|Now||2018||Previous||Articles||Road Essays||Road Reviews||Author||Title||Source||Age||Genre||Series||Format||Inclusivity||LGBTA||Portfolio|
Old Magic: 03/21/16
Old Magic by Marianne Curley is a YA paranormal time travel story set in Australia (present day) and Scotland (distant past). Though the location in Australia is fictional, it's described as a rain forest that gets snow and is out of the way. The southern parts of Australia get snow but the most out of the way place would on the western facing side of Cradle Mountain in Tasmania, the island state just south of Melbourne. This is also a good spot as the state has a vibrant Scottish community.
Kate is a witch and a high school student (well, probably a college student as the upper grades are sent to colleges which serve as both high schools and jr. colleges in the American sense; I attended the Don College in Devonport, Tasmania whilst an exchange student). Anyway, Kate is a teenager in school and she's a witch. When the new boy, Jarrod shows up, she quickly realizes he also has magic but from the way dangerous weather seems to follow him, he's probably cursed.
Kate's grandmother, with the heart of Aunt Agatha and the under standing of potions of Dr. Bombay, quickly susses out the curse and realizes it can only be broken at the source in both location and time. Jarrod and Kate are sent back in time to fix the wrong that lead to his family being perpetually cursed.
The time travel bit is the book's weakest part. First and foremost the ancient ancestors are just so damn gullible. OK, sure, they don't understand genetics but I'm also having trouble believing that after all these generations that Jarrod would still somehow be visibly recognizable as part of the family. Yet they accept him as a long lost son of a man who has fled Scotland.

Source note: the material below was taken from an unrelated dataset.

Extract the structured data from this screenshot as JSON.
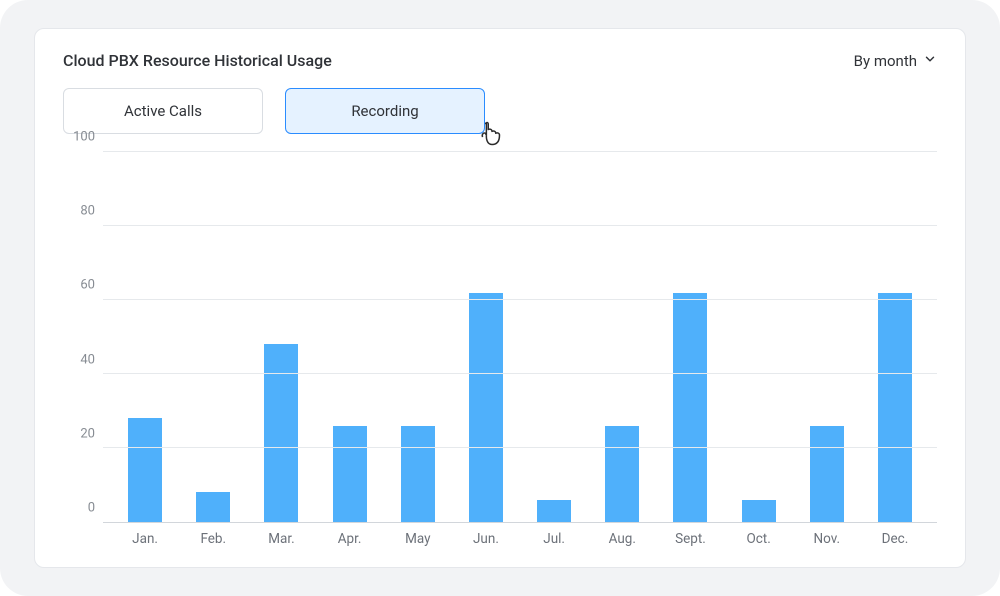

Then there's the growing romance between Jarrod and Kate. He's afraid of her from the get go because of her magic. Sure, they're forced by circumstances to pretend to be a couple but that doesn't automatically make them so! Yet by the end they're lovey dovey. Sure. Whatever. I guess it's this book's version of a HEA ending.
Long story short: present day story is compelling and quick paced; time travel bits are hackneyed and poorly paced.